# Time-Series regression

When do we use an autoregressive series like ln(Sales)t = b0 + b1*ln(Sales)t-1 and the series that uses time as the independent variable like ln(Sales)t = b0 + b1(t) ?

Shouldn’t they be roughly the same when graphed? As for the AR(1) model, why is the x-axis labeled with periods (t=1995, 1996, 1997…etc), and not ln(sales)t-1?

Thanks.

You use this:

ln(Sales)t = b0 + b1*ln(Sales)t-1 + et

when you want to smooth the time-series, to approach it to a more linealized relation because sales can display a non-linear behavior.

And you use this:

ln(Sales)t = b0 + b1(t) + et

when sales display a non-linear behavior but you look that it grows at a constant rate b1(t) , so it only changes with time (t).

Regards

Autoregressive models are used when you assume that past values are able to predict current/future values of the dependent variable. ln(sales) t-1 = Plugging in a sales amount
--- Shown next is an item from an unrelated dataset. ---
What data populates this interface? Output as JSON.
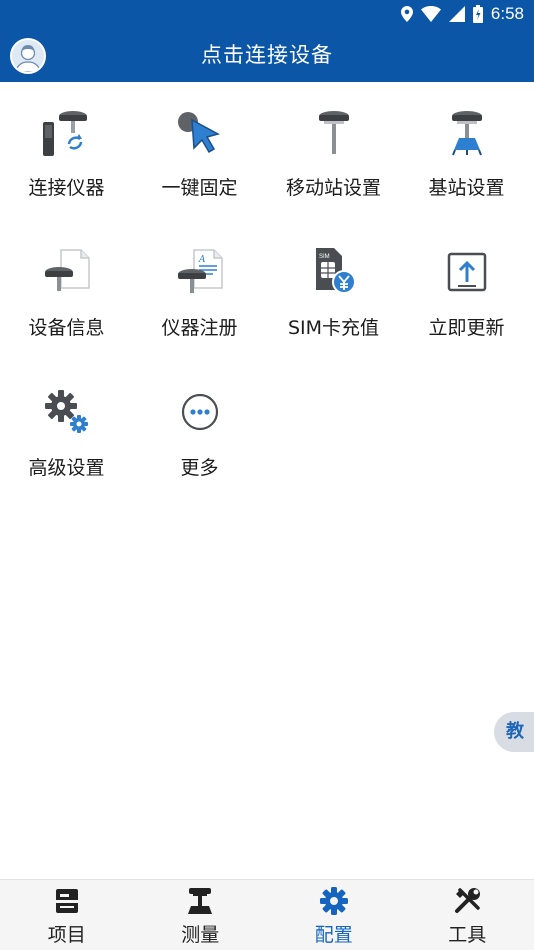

When using a linear trend model ln(Sales)t = bo+b1(t), you are assuming that the dependent variable changes at a constant amount with time. b(t) = plugging in a time period
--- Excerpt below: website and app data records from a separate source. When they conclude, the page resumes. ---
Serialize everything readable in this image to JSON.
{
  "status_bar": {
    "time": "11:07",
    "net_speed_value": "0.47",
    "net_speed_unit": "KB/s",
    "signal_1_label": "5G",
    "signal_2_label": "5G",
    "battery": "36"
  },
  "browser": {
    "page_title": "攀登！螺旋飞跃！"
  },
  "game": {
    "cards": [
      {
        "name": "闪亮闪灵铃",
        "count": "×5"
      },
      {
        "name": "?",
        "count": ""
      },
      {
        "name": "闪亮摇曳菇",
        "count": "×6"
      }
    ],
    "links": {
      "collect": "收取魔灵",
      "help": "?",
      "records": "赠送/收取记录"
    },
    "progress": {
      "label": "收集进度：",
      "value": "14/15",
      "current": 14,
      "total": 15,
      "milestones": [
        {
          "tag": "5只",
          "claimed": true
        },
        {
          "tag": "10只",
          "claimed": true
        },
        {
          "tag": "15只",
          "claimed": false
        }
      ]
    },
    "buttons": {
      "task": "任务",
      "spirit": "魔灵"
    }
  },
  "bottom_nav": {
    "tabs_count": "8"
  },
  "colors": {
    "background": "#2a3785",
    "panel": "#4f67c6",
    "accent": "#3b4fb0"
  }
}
So the first is an exponential growth rate, and the second is a constant growth rate?

Thanks.

Nope, the second one is an exponential growth rate which is also constant over time (b1) and the (t) factor just count for the periods of time. Assume (b0) is zero, if not, look at it as a floor value where b1(t) starts growing.

The first one is just a transformation in order to smooth the serie to get a more linearized relation between sales T and sales T-1. Remember OLS estimation (ordinary least squares regression) has many assumptions and one of them is that there exists a linear relation between the dependent variable and the independent variable , so since sales T and sales T-1 is the same series but lagged 1 period you must LN both in order to smooth them and get a linear relation (a better one than before).

Regards